      Belichick’s “control freakiness” with regards to footballs seemed to be explained at one of his news conferences. he said that he and the staff would purposely use anything but neat and tidy footballs for every play in practice. Some were over-inflated; some were under-inflated; some were wet; others were smooth; some were scratched; some were caked with mud; some were purposely made slippery. the purpose was to get players used to playing with balls in any condition. I can see a coach controlling that aspect of the game. I have trouble believing that he was part of a cabal to deflate footballs for a simple reason:

      If he is that much of a control-freak to get involved in that level of detail, I doubt he would have delegated it to two jamokes who seemed to spend more time texting one another than anything else.

      I admit that I did not read all of the Wells Report – because it really is not very good. What I did read of it never came close to hinting at – let alone saying – that Robert Kraft had any awareness of this incident. I cannot bring myself to conclude that the “Patriots are rotten at the top” and I do not see that as an “obvious conclusion”.

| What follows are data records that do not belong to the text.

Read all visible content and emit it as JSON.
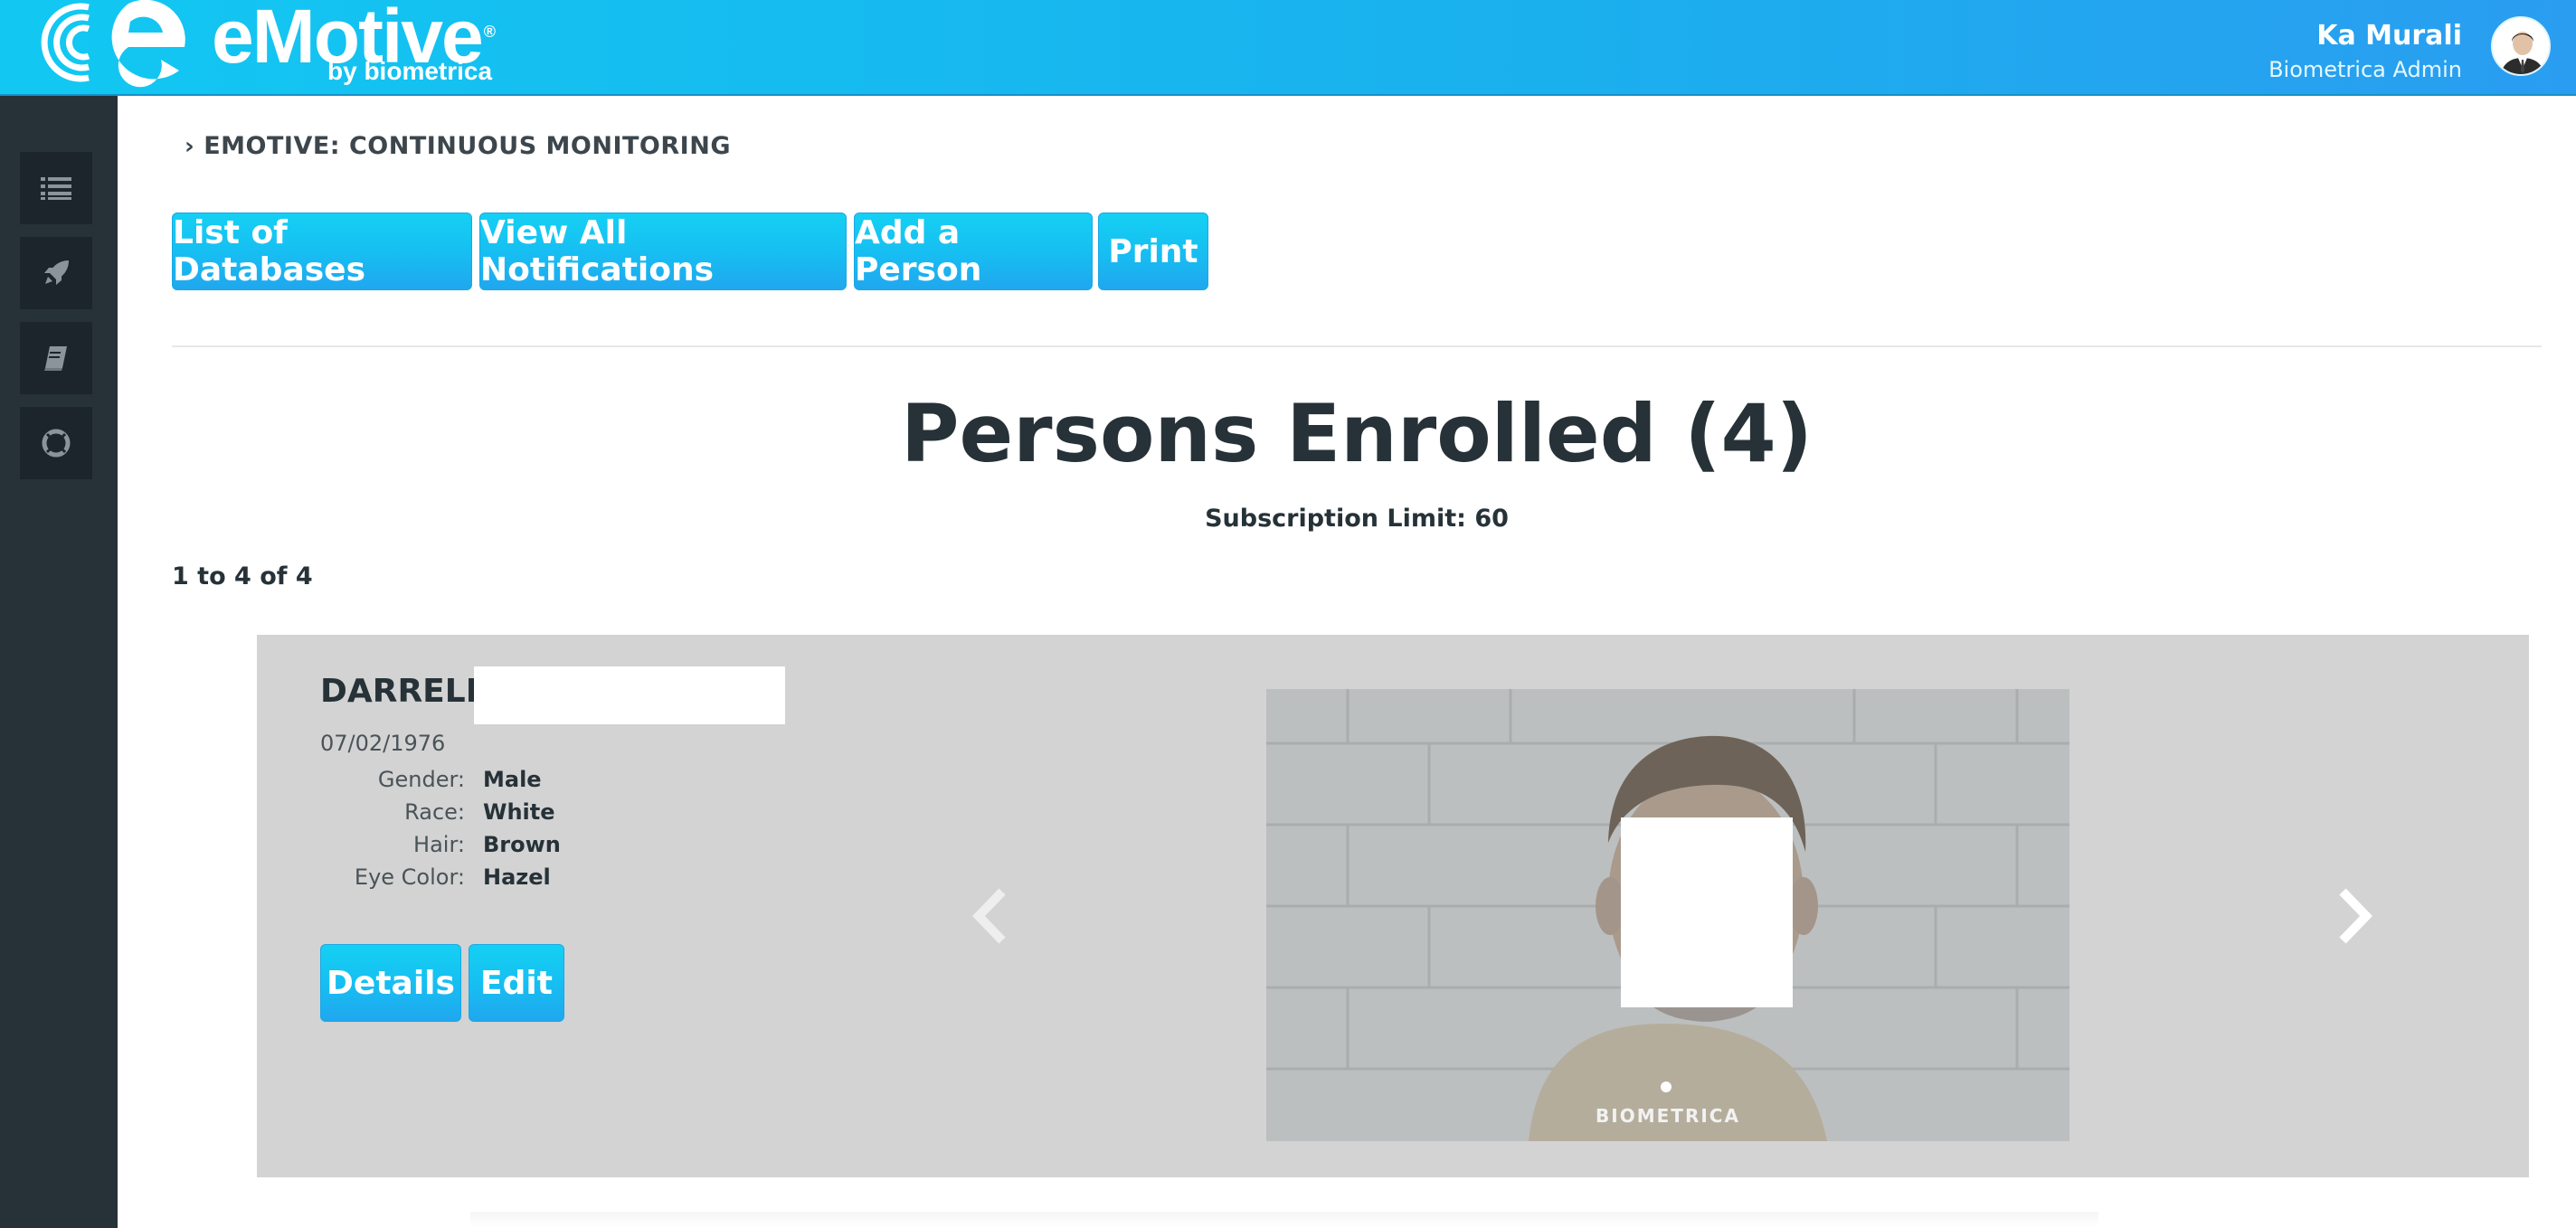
{
  "header": {
    "brand": "eMotive",
    "brand_reg": "®",
    "brand_sub": "by biometrica",
    "user_name": "Ka Murali",
    "user_role": "Biometrica Admin"
  },
  "sidebar": {
    "items": [
      {
        "icon": "list-icon"
      },
      {
        "icon": "rocket-icon"
      },
      {
        "icon": "book-icon"
      },
      {
        "icon": "lifebuoy-icon"
      }
    ]
  },
  "breadcrumb": {
    "label": "EMOTIVE: CONTINUOUS MONITORING"
  },
  "toolbar": {
    "list_databases": "List of Databases",
    "view_notifications": "View All Notifications",
    "add_person": "Add a Person",
    "print": "Print"
  },
  "page": {
    "title": "Persons Enrolled (4)",
    "subscription": "Subscription Limit: 60",
    "count": "1 to 4 of 4"
  },
  "person": {
    "first_name": "DARRELL",
    "dob": "07/02/1976",
    "attributes": [
      {
        "label": "Gender:",
        "value": "Male"
      },
      {
        "label": "Race:",
        "value": "White"
      },
      {
        "label": "Hair:",
        "value": "Brown"
      },
      {
        "label": "Eye Color:",
        "value": "Hazel"
      }
    ],
    "details_label": "Details",
    "edit_label": "Edit",
    "photo_watermark": "BIOMETRICA"
  },
  "colors": {
    "header_start": "#12c8f2",
    "header_end": "#2a9df0",
    "button": "#16bff2",
    "sidebar": "#263238",
    "card": "#d3d3d3"
  }
}
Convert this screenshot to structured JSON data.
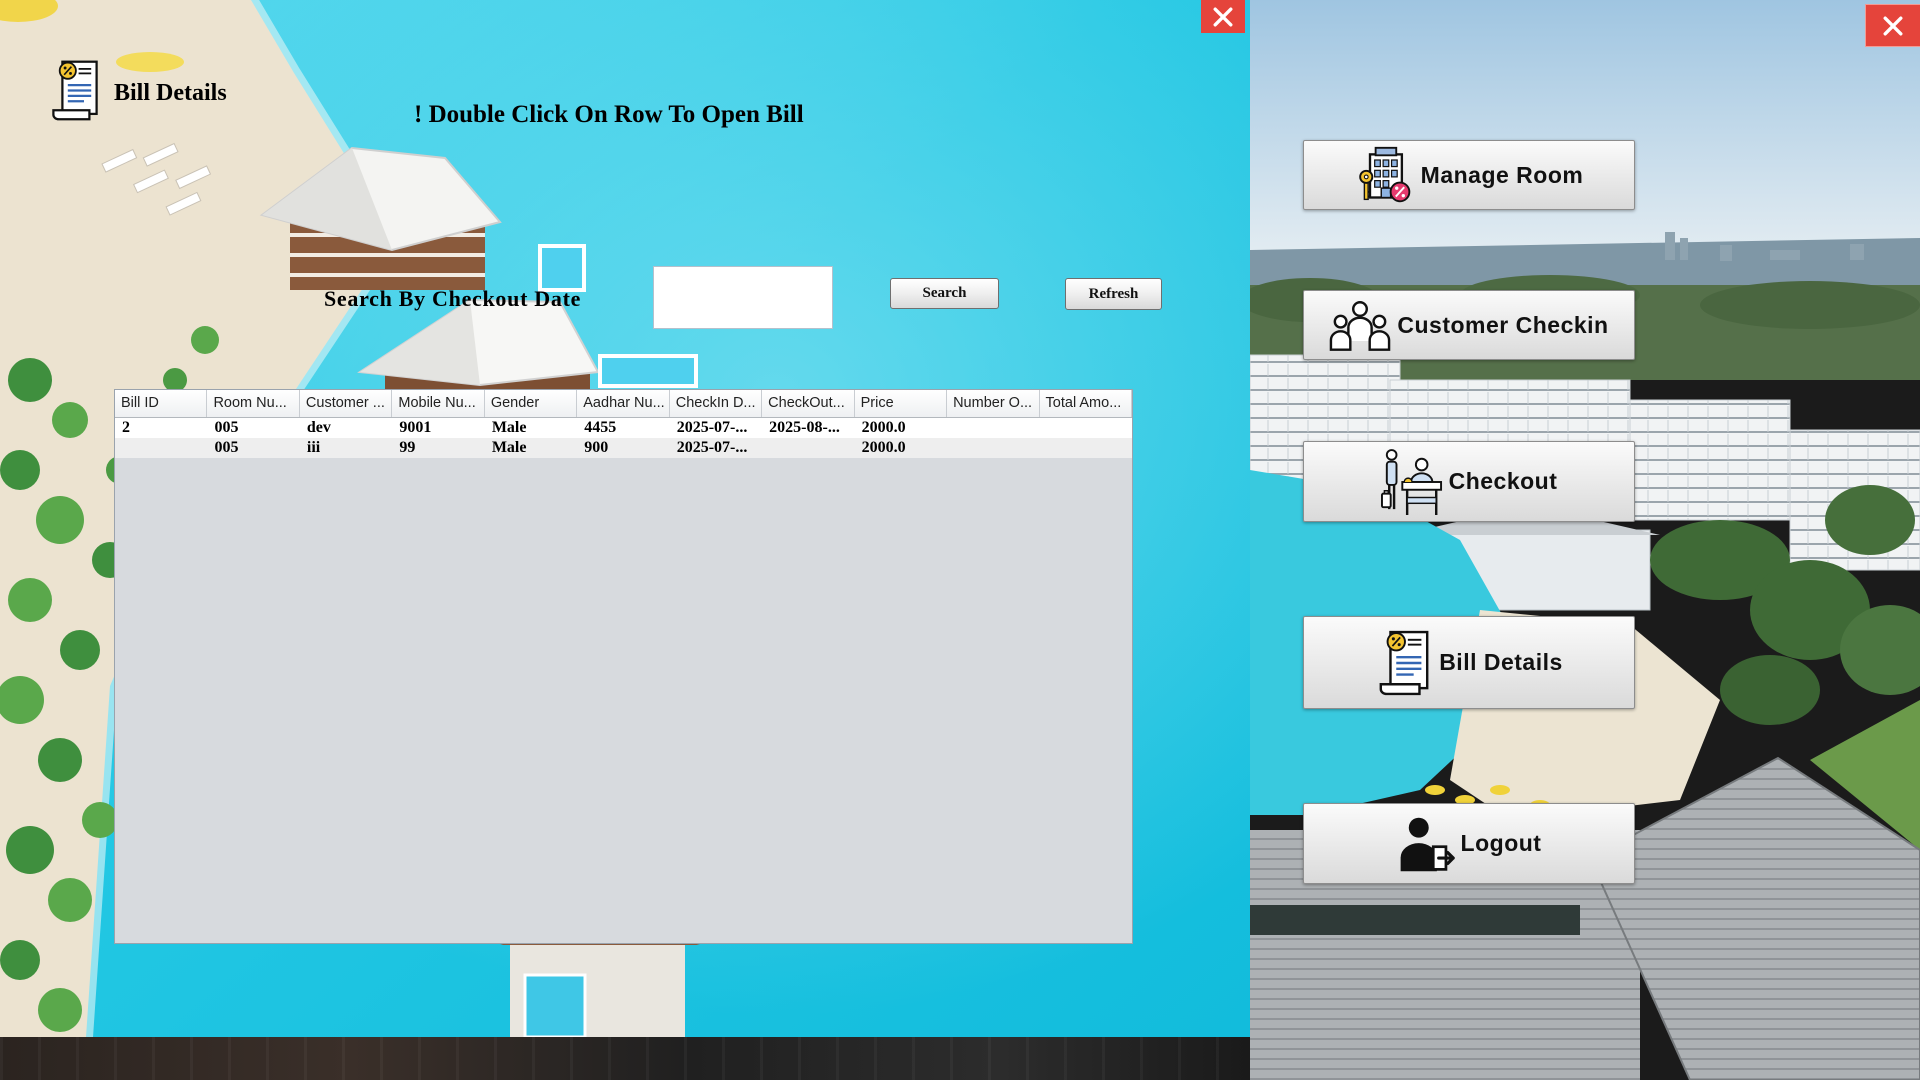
{
  "bill_window": {
    "title": "Bill Details",
    "title_icon": "bill-document-icon",
    "hint": "! Double Click On Row To Open Bill",
    "search_label": "Search By Checkout Date",
    "search_value": "",
    "search_button": "Search",
    "refresh_button": "Refresh",
    "close_icon": "close-icon",
    "table": {
      "columns": [
        "Bill ID",
        "Room Nu...",
        "Customer ...",
        "Mobile Nu...",
        "Gender",
        "Aadhar Nu...",
        "CheckIn D...",
        "CheckOut...",
        "Price",
        "Number O...",
        "Total Amo..."
      ],
      "rows": [
        [
          "2",
          "005",
          "dev",
          "9001",
          "Male",
          "4455",
          "2025-07-...",
          "2025-08-...",
          "2000.0",
          "",
          ""
        ],
        [
          "",
          "005",
          "iii",
          "99",
          "Male",
          "900",
          "2025-07-...",
          "",
          "2000.0",
          "",
          ""
        ]
      ]
    }
  },
  "menu": {
    "items": [
      {
        "label": "Manage Room",
        "icon": "hotel-key-icon"
      },
      {
        "label": "Customer Checkin",
        "icon": "customers-group-icon"
      },
      {
        "label": "Checkout",
        "icon": "checkout-desk-icon"
      },
      {
        "label": "Bill Details",
        "icon": "bill-document-icon"
      },
      {
        "label": "Logout",
        "icon": "logout-user-icon"
      }
    ]
  },
  "app_close_icon": "close-icon",
  "colors": {
    "close_button": "#e5443b",
    "close_icon": "#ffffff",
    "table_body": "#d7dade",
    "table_row_alt": "#eeeeee"
  }
}
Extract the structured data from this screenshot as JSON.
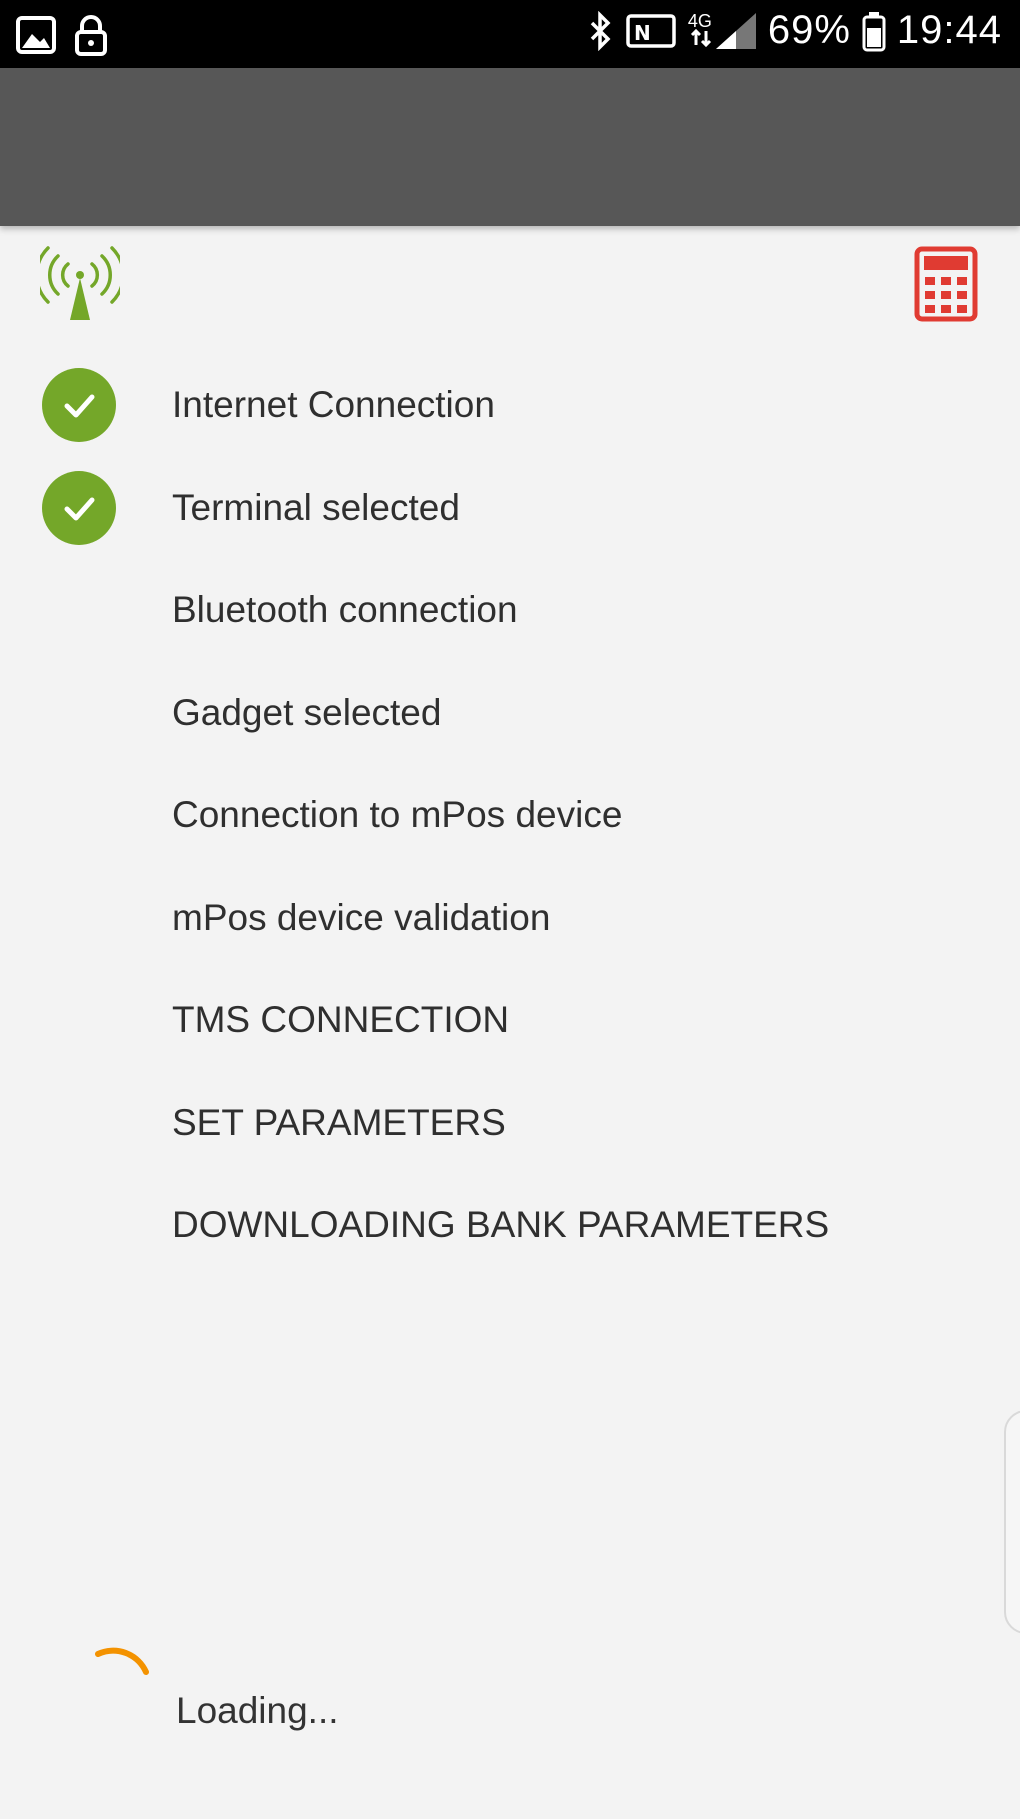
{
  "status_bar": {
    "battery_percent": "69%",
    "time": "19:44",
    "network_label": "4G",
    "icons": [
      "gallery-icon",
      "lock-icon",
      "bluetooth-icon",
      "nfc-icon",
      "data-arrows-icon",
      "signal-bars-icon",
      "battery-icon"
    ]
  },
  "header": {
    "left_icon": "broadcast-tower-icon",
    "right_icon": "calculator-icon",
    "accent_color": "#74a729",
    "calculator_color": "#e03b32"
  },
  "steps": [
    {
      "label": "Internet Connection",
      "completed": true
    },
    {
      "label": "Terminal selected",
      "completed": true
    },
    {
      "label": "Bluetooth connection",
      "completed": false
    },
    {
      "label": "Gadget selected",
      "completed": false
    },
    {
      "label": "Connection to mPos device",
      "completed": false
    },
    {
      "label": "mPos device validation",
      "completed": false
    },
    {
      "label": "TMS CONNECTION",
      "completed": false
    },
    {
      "label": "SET PARAMETERS",
      "completed": false
    },
    {
      "label": "DOWNLOADING BANK PARAMETERS",
      "completed": false
    }
  ],
  "loading": {
    "text": "Loading...",
    "spinner_color": "#f39200"
  }
}
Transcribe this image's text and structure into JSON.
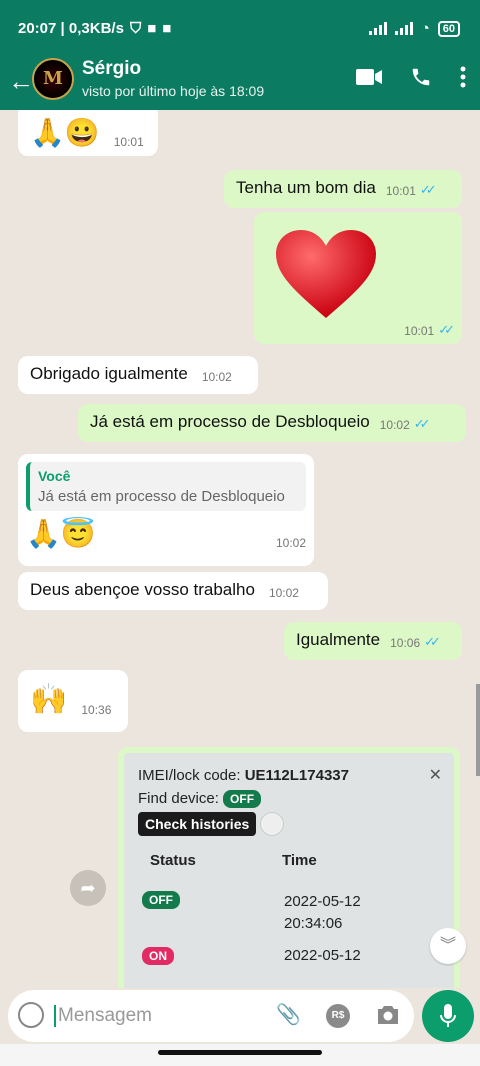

      Can the NFL – and/or the NCAA – ever move toward an acceptable standard of accountability and integrity? The answer is “Yes, but…”

      Remember for the NFL, $10B per year is the revenue stream and so long as the revenue stream stays at that level – and perhaps grows a bit every year – there is ZERO motivation for the owners and the union to worry about accountability and integrity. Now, if the revenue streams started to flow a bit more slowly…

  3. Suggestion : Make the Patriots play the first half on opening day with a very deflated ball.

  4. I never noticed before now how much Tom Brady looks like Alex Rodriguez, Lance Armstrong, and Pete Rose. The resemblence is uncanny.

    1. Doug2:

      I think he looks more like Barry Bonds than the three you mentioned. People KNOW those three cheated/lied about their actions. In Brady’s case – just like Bonds’ case – people can readily conclude that there must be chicanery and lack of candor surrounding him. But people do not KNOW as they do in the cases of A-Rod, Armstrong or Rose.

      1. As the old saying goes, ‘there are lies, and there are lies of omission’. Hence, Brady’s punishment. In my former line of work (securities industry), the penalty for such an infraction would usually result in loss of licenses. Brady can appeal his punishment, which is nearly certain. A reduction of which will alleviate his wrist injury.

  5. I must point out a suspension for Belichick is also possible – the Falcons president (not the GM) was kicked off the competition commitee when he was unaware, and Sean Payton was suspended a year over Bountygate (admittedly a more serious offense) when neither were directly linked to the events – but it was on their watch. If these equipment guys answer to Belichick, he can be held responsible. I do not think Belichick was aware of this, and there is no atypical phone activity to the ballboys like there is with Brady, but they are his guys. Plus… this operation seems a bit…amateurish? …. for BB. I hate the guy, but he is much slicker than this. I would think he’d be insulted by the implication not that he was cheating, but that he was a bumbler. And Moe, I mean Brady, don’t have them call your phone! Oral comm is much more deniable.

    They should have a big hamper of balls like a commercial laundry has. Some guy on the sidelines, maybe with the chains crew, just tosses a ball preexamined by the refs out at random when asked for a ball. Not a Colts ball, or a Pats ball – a game ball

    1. Ed:

      If the league uses the Wells Report as the basis for its decision to drop a hammer on Brady, it would be difficult for them to also punish Belichick or Kraft who are specifically exonerated in that same report. I understand your using Rich McKay in Atlanta as an example here, but I think this one might be a more difficult reach for the league.

      Having said that, Roger Goodell has set up a dynamic where his personal and professional cred is at stake here. So just about anything is possible…

  6. If you have not already, read Michael McCann’s column in SI. He makes some of the same points, but much more lawyerish language.

Comments are closed.